The second glitch concerns the expiration of COBRA subsidies for the unemployed. Since February, 2009, the federal government has been subsidizing about two-thirds of COBRA premiums for people who wish to keep employer-based insurance after they lose their jobs. House Democrats wanted to continue COBRA subsidies in the Affordable Care Act. Scott Brown’s election, among other things, prevented this. Republicans and some moderate/conservative Democrats balk at spending the money. So the subsidy expired. As a result, hundreds of thousands of families are seeing a tripling of their health insurance premiums. This problem affects many more people than the number affected by the 1099 tax problem. Yet it’s gotten much less attention.

This pattern creates a special responsibility among DFA members to provide grass-tops support for millions of Americans. I do a lot of field work in low-income parts of the Chicago southland. A pediatrician or other health care provider is often the only highly skilled professional that a person will regularly meet. I’m especially proud of DFA’s advocacy in this area.

Third, I’m struck by the political, as well as the substantive importance of implementing good policies that visibly improves people’s lives. Low-income Americans are living through an economic catastrophe right now. Many have been waiting years for effective help. Many become jaded and politically disengaged when this help doesn’t come.

I encountered this myself recently, when I interviewed low-income residents of Chicagoland for the New York Times. At a church supper, I met a wonderful woman named Kimberly Wilk. She’s had a stroke and subsequent brain surgeries. She needs assistance walking. Her husband has heart problems and requires an implantable defibrillator. Their monthly income is less than $700. She’s exactly the kind of person who will eventually benefit from health reform, only she hasn’t followed it. Until she sees concrete evidence in her own life and in the lives of people around her, she’ll regard the Affordable Care Act as irrelevant to her situation.

This creates an enormous, strategic opportunity for opponents of social insurance.

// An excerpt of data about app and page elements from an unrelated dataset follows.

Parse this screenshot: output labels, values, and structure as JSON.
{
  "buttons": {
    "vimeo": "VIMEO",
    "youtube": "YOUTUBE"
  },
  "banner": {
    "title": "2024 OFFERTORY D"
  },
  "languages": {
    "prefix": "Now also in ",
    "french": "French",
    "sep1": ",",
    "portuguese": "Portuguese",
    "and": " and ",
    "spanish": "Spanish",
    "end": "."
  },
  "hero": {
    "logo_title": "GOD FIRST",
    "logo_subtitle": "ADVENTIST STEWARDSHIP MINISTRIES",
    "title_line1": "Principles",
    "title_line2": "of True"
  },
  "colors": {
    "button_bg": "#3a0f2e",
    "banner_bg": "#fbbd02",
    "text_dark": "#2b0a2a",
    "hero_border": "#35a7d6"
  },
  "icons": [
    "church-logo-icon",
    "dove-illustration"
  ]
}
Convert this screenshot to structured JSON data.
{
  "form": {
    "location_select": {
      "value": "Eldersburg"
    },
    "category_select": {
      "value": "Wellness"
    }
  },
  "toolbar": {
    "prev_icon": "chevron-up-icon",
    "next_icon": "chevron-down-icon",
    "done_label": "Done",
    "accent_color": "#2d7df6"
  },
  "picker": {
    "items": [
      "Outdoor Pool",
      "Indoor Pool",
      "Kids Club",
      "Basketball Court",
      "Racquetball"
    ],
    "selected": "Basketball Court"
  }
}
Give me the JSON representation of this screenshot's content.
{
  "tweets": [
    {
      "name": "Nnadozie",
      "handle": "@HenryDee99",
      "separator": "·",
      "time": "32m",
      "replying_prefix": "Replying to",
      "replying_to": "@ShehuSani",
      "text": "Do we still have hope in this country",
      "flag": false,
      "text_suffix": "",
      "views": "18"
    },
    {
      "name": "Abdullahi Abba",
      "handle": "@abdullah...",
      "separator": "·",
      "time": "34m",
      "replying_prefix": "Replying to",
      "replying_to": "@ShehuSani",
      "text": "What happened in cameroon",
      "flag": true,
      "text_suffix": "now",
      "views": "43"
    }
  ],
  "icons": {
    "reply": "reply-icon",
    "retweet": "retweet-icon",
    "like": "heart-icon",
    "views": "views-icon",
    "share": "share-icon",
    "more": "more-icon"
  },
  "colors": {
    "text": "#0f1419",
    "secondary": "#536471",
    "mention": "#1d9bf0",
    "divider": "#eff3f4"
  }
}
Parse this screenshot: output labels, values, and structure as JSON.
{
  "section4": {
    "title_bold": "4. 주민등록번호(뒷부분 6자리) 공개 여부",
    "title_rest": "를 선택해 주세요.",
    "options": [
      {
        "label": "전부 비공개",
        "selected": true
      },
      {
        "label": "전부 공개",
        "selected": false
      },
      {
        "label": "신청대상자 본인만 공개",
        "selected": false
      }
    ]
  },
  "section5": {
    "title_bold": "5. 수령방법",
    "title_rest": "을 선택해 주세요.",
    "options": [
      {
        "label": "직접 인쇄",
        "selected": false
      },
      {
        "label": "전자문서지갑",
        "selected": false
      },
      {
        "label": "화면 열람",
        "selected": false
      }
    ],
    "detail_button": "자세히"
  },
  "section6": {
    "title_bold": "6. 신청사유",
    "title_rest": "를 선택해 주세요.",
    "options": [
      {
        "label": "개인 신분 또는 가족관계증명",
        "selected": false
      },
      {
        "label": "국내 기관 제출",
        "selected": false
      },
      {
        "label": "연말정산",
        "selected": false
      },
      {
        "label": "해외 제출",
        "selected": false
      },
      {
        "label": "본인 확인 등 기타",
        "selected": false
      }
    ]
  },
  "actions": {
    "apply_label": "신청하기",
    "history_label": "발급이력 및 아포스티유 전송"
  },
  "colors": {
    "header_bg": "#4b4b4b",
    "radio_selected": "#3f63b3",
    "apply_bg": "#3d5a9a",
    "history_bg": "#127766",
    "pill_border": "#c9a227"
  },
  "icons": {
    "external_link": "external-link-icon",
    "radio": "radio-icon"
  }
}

The more they can block positive action, the more they count on ordinary people to check out. This creates an enormous education and advocacy challenge.

It creates a particular challenge for the medical community to help federal and state officials implement sound policies that make a real and visible difference. Some early components of health reform have been quiet successes—insurance regulation and the widely-overlooked early-retiree reinsurance program, for example. Other components have been more troubled–the preexisting condition health plans being the most obvious examples. Clinicians and practitioners on the front lines need to help out to make these policies work.

Anyway, those were some of my thoughts. What about yours?